After he was a national championship quarterback at Nebraska, Scott Frost was a journeyman safety in the NFL. From 1998-03, he played for the New York Jets, the Cleveland Browns, the Green Bay Packers and the Tampa Bay Buccaneers.

He didn't specify exactly when this happened, probably on purpose. It's not a positive story, although if you didn't know any better it certainly looked like one at the time.

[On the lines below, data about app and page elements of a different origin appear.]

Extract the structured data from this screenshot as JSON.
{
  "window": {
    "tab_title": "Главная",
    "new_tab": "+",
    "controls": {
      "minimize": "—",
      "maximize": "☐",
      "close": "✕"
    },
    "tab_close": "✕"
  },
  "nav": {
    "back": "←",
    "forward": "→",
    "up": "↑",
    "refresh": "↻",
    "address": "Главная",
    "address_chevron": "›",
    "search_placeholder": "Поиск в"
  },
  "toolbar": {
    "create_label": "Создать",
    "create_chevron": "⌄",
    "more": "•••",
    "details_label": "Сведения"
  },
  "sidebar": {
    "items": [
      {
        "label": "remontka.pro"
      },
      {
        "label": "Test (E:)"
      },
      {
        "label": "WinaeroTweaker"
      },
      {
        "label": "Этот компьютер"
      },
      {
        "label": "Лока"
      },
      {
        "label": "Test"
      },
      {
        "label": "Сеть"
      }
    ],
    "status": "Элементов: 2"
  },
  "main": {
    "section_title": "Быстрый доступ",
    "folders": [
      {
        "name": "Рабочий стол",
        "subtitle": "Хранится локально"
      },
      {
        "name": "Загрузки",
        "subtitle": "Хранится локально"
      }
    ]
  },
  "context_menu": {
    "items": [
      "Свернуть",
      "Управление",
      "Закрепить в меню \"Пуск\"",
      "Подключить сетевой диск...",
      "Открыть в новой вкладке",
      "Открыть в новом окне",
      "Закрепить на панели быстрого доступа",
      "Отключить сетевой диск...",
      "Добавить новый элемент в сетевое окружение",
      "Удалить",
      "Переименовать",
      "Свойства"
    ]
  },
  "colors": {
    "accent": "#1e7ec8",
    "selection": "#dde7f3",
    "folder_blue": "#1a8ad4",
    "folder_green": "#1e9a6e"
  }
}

While playing defense against the Denver Broncos, Frost broke on a Brian Griese pass intended for Ed McCaffrey and broke it up. A good thing, right?

It was good, but not as good as it should have been -- all because of the coaching Frost received.

"I had coaches that, if you made a mistake, would rip you up and down," Frost said. "They would yell at you, scream at you, threaten to send you home and cut you."

See, Frost said, it was because of that coaching, that fear of failure, that Frost didn't break on a ball he knew was coming sooner, turning a certain interception and a possible pick-six into a simple pass breakup.

Now as the head coach at Nebraska, Frost explained Monday that he doesn't coach his own players to fear failure.